The Fearless Public Equity Market
US equity markets have continued to defy the critics, steadily climbing higher on lower and lower volatility.
Every bit of bad news is routinely ignored, while good news is cheered on.
Interestingly, while the bulk of investing since the 2009 bottom has been done by institutions…
…a heavy shift to retail investor participation has occurred in 2016-2017 (see Chart I below).
Chart I – New Records in Retail Investor Participation
Institutions are considered the “smart money,” so when they are reducing their investments it tends to indicate we are near the tops in markets.
Conversely, retail investors are considered the “less-smart money,” consistently buying the bull market highs while selling bear market lows (a recipe for disaster).
Retail investors often miss out on early and mid-cycle gains, but then become reluctant buyers when they feel the “coast is clear,” and when they fear missing out on further returns.
While intellectually understanding that bear markets exist, they wonder if “this time is different”, they kick themselves for not having gotten in earlier, and they eventually cave in as buyers.
This topping process can take time, but it continues to suck more and more retail investors into the late-stage trend.
One additional class of investors are company insiders / executives.
These investors tend to be the most informed about future prospects for their companies and their respective stock prices.
While insiders are not always correct, they do have a good sense as to when it is the right time to buy versus sell.

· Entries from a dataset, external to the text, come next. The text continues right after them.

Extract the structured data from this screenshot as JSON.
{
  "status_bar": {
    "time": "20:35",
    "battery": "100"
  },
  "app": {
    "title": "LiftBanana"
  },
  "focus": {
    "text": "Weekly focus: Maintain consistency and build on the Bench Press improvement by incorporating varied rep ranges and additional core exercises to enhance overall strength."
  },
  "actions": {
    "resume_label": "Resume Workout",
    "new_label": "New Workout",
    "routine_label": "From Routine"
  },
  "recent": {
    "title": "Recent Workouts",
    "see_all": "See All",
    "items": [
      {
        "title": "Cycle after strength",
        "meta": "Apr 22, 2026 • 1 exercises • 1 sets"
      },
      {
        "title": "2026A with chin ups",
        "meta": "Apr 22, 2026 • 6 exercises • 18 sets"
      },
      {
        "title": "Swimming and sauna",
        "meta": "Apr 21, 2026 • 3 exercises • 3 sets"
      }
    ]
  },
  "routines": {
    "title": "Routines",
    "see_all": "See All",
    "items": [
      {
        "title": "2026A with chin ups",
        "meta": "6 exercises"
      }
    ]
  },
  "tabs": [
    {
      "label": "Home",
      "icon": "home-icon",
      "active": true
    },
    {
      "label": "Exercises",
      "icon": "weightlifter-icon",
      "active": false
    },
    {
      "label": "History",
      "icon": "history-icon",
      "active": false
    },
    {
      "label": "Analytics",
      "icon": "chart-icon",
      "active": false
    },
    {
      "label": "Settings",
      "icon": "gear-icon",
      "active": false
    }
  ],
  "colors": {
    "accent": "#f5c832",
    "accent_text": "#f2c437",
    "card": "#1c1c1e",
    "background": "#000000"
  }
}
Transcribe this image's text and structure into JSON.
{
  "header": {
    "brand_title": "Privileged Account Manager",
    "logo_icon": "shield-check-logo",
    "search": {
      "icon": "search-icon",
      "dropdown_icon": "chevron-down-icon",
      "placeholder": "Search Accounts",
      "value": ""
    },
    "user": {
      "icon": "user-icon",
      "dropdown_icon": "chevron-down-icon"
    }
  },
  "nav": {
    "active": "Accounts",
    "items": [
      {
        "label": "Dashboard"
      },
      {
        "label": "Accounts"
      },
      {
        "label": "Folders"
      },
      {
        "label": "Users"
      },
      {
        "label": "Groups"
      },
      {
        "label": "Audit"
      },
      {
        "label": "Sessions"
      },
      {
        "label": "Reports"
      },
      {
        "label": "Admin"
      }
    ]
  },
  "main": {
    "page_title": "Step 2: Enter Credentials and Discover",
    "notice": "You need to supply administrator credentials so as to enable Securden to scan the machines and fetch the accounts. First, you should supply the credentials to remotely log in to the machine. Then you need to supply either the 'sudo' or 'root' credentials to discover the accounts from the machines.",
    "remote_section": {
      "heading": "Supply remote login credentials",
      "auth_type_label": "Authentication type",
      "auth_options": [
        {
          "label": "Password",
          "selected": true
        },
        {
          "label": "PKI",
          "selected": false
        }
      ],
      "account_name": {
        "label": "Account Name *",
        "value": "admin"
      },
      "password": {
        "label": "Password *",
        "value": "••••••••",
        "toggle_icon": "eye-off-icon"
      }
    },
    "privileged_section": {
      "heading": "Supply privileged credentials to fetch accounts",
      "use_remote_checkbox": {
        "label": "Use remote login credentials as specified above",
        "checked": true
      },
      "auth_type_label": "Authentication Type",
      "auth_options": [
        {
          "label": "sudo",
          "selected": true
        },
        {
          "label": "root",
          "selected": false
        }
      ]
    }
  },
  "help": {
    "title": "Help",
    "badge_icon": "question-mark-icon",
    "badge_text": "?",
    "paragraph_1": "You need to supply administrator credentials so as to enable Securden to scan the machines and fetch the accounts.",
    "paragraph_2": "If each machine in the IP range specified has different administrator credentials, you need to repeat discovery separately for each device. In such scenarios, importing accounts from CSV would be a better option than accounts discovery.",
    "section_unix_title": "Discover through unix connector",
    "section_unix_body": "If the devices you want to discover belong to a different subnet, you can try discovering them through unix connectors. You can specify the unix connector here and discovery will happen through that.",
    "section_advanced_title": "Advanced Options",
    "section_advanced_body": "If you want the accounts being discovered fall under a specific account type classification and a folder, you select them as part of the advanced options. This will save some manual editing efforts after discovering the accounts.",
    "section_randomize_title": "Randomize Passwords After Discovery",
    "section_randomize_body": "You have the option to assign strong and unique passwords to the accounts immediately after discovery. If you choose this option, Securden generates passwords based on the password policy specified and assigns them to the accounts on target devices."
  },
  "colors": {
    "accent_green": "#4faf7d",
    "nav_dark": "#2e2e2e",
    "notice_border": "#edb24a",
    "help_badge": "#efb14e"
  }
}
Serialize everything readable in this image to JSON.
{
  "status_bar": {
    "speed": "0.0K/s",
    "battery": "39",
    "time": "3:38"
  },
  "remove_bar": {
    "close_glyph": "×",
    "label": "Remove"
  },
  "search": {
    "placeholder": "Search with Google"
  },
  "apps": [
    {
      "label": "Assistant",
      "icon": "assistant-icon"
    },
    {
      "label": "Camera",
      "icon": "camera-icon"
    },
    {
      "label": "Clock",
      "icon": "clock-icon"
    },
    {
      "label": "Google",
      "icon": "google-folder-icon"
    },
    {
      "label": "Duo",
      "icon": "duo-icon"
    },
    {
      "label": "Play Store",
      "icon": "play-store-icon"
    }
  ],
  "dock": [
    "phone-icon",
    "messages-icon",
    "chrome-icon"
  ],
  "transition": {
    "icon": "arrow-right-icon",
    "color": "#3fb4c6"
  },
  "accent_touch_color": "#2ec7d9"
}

While these individuals are typically net buyers (through company stock and option purchase programs), looking at their buy and sell trends can be enlightening.
Today, insiders are at their lowest buy-to-sell ratio in years, a strong sign that stock prices are overvalued (see the green bars in Chart II below)
Chart II – Corporate Insiders Are The Most Bearish In Years
Is this Time Different?
So the magic question is whether this time is different again?
Will markets buck the economic, profit, and valuation cycle…and continue to rise forever?
Are the institutions wrong and the retail investors right?
Are insiders seeing something that is incorrect?
Our answer has been and continues to be an unequivocal “no.”
This bubble will end just like previous bubbles ended, with a massive retracing of late bull-market gains.
Valuations do matter, and can give us a glimpse as to how far markets would need to correct in order to normalize to fair value.
Chart III below is a recent update to one of our favorite valuation metrics, The Shiller PE.
We focus on this metric because it has a strong predictive value relative to where markets are positioned, and what we can expect ahead.
With recent market gains, we are now nearing the pre-Great Depression bubble peaks, and are only truly rivaled by the insanity of the 2000-2001 Dot-Com bubble.
Chart III – The Highly Accurate Shiller PE for the S&P 500 in the US (Now 83% Overvalued)
Furthermore, valuations today are being measured against peak corporate profits, which are not sustainable.
Profits never stay elevated forever, as the economic cycle vacillates between the spoils going to business versus being allocated to labor or capital.
Business have benefited from low costs for years (e.g. low interest rates, low costs of capital, low labor costs, etc).
However, the scales are beginning to tip as interest rates rise, as labor becomes tighter and demands higher wages, etc.
As the scales tip out of the favor of business, highly elevated valuations today will become even more excessive.
Knowing exactly when markets will turn down and correct overvaluations can never exactly be predicted.
Markets can stay irrational for longer than rational thought would suggest, and they can go far higher than rational thought would suggest.
In the end, investors are overcome by animal spirits on the upside and on the downside.
What spark will eventually cause the downturn will only be known in hindsight.
However, it is clear that the situation is ripe for just a little spark to create a major fire.
With fickle retail sentiment at such bullish levels, and insiders / institutions in retreat, it won’t take much to turn the tide.
In summary, investors are faced with the following set of realities:
- The market may continue to climb in the short-term
- However, there is very little expected return over the next 10 years
- Additionally, valuations are likely to be resolved with a 40%+ market decline in the years ahead
- Once declines take hold, it is very difficult to exit the market as liquidity dries up
For tactical investors, we continue to preach patience and caution. You will inevitably get an asymmetric investment opportunity to make many multiples of return post the crash.
For indexing investors, we suggest you maintain a long-term outlook for your investments of 20+ years.
If your investment time horizon is shorter than 20 years, we suggest a more conservatively-indexed portfolio.
Finally, for all accredited investors, we continue to place clients into attractively-valued private investments which are recession-resilient and target returns / income in the 10-15% per year range.
We will be sending out an updated report on our private investment program tomorrow (stay tuned).